The inaugural BMoCA InsideOut, a sculpture by Dmitri Obergfell titled Go Home Bacchus (2016), marks the first new work of art on the site in more than a decade. For his project, Obergfell has created a 12-foot tall statue of the Greco-Roman god Bacchus, turned on its head and smattered it with paint. The work reflects on the complexities and histories of two forms of public communication, monuments and vandalism, and demonstrates how they have come together to establish a reflexive public discourse and aesthetic.

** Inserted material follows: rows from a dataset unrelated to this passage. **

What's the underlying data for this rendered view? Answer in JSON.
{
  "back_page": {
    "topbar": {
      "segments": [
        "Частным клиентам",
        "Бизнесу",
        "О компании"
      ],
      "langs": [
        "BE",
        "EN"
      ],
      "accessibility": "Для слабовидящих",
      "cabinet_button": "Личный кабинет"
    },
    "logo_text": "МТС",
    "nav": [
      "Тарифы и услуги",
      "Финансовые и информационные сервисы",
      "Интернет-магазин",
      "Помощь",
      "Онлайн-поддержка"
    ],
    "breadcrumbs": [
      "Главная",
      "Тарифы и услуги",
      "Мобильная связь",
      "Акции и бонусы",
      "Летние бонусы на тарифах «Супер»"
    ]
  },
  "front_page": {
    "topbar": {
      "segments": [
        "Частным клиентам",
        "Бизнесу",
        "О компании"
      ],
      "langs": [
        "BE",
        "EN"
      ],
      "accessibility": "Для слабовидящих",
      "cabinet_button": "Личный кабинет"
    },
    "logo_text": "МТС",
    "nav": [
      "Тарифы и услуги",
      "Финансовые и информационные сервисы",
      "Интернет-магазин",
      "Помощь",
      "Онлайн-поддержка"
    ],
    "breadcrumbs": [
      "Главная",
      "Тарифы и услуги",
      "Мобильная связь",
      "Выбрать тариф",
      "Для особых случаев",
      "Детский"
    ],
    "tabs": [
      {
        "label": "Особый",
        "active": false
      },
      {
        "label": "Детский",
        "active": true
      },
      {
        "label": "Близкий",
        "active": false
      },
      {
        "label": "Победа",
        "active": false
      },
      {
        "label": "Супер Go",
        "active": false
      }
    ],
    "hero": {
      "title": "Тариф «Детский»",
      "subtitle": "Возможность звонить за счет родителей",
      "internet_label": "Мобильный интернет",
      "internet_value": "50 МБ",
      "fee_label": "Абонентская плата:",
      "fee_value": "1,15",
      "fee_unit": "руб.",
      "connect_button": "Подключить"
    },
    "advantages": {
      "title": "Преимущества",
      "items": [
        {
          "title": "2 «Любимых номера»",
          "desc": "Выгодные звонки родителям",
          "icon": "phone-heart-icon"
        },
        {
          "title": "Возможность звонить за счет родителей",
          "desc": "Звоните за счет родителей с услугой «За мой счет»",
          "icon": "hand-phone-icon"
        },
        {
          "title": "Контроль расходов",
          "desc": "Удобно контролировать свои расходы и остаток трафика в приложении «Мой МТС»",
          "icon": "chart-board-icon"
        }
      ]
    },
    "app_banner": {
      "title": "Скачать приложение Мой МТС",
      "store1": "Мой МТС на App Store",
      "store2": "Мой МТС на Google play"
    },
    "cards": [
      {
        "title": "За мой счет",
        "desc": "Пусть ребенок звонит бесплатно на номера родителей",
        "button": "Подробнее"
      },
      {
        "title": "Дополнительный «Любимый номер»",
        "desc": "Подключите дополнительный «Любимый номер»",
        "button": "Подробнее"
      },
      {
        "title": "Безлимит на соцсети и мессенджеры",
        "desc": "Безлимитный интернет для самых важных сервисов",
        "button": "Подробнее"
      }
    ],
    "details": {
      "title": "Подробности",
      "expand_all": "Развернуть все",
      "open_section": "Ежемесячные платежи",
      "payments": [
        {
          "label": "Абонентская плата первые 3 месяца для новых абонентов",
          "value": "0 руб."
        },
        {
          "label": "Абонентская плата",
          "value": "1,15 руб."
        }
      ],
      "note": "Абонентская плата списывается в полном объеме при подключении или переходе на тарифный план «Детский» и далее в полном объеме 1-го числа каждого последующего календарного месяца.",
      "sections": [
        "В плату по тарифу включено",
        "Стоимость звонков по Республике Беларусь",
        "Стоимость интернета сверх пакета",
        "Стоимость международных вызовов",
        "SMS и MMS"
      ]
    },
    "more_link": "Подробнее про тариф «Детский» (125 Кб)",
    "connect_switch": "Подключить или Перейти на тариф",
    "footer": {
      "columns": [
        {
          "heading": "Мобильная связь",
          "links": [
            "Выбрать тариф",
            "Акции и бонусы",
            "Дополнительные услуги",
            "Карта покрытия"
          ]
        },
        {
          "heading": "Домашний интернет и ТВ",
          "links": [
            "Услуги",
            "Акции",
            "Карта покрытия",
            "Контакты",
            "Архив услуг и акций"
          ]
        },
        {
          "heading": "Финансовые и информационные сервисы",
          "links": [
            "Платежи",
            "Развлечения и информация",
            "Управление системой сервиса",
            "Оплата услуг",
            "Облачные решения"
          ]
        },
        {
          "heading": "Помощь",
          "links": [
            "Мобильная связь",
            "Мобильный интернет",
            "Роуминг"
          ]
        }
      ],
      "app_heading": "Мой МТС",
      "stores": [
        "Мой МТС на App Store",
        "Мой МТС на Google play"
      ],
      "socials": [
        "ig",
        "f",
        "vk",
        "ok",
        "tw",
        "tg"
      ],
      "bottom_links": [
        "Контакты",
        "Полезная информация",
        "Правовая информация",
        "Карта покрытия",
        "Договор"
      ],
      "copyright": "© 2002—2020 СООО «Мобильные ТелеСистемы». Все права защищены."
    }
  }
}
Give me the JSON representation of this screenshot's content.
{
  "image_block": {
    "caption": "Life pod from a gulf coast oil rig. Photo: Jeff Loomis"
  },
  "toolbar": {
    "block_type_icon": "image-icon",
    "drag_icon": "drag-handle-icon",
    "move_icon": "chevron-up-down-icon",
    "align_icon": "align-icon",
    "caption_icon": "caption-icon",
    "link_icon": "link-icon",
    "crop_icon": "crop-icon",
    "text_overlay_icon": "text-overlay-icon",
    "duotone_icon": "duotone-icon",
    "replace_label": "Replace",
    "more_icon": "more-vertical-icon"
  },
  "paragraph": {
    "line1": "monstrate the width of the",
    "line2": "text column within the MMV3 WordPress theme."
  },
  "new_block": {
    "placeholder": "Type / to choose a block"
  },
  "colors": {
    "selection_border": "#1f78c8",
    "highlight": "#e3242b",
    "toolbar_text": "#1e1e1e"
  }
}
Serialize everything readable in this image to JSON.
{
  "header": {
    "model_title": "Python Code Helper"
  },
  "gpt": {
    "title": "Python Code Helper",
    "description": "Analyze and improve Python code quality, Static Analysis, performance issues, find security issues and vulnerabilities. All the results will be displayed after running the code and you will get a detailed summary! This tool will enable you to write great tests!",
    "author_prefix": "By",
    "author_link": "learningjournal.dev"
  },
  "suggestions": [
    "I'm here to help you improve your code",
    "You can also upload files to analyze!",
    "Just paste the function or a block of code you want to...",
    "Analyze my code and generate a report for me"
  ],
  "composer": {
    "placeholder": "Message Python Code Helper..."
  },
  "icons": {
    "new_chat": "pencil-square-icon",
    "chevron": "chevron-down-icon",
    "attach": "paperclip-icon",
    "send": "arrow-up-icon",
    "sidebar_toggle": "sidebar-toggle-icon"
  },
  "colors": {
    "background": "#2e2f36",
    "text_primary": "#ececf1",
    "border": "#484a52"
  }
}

Monuments memorialize an idealized interpretation of a person, place, or event that has affected the trajectory of history. Generally constructed for permanence and representative of complex narratives, monuments can be oversimplified and dogmatic. As a result of monuments’ irrefutable nature, they are unable to adapt to changing socio-political landscapes and risk becoming symbols of outdated beliefs. Evidence of such can be seen in the toppling of Lenin statues after the 2014 Ukraine revolution, or the dismantling of the statue of Saddam Hussain by American forces during the 2003 invasion of Iraq, or the destruction of King Louis XV monuments in 18th-century Paris during the French Revolution. Such iconoclasm has occurred since the beginning of civilization. The highly visible and symbolic nature of monuments makes them magnets for vandalism. Vandalism is regarded as illegal activity, and, at the same time, as anonymous communication by the public. Vandalized monuments can be read as weathervanes of political currents, and fallen monuments can mark historic change.
Credit: Exhibition overview from museum website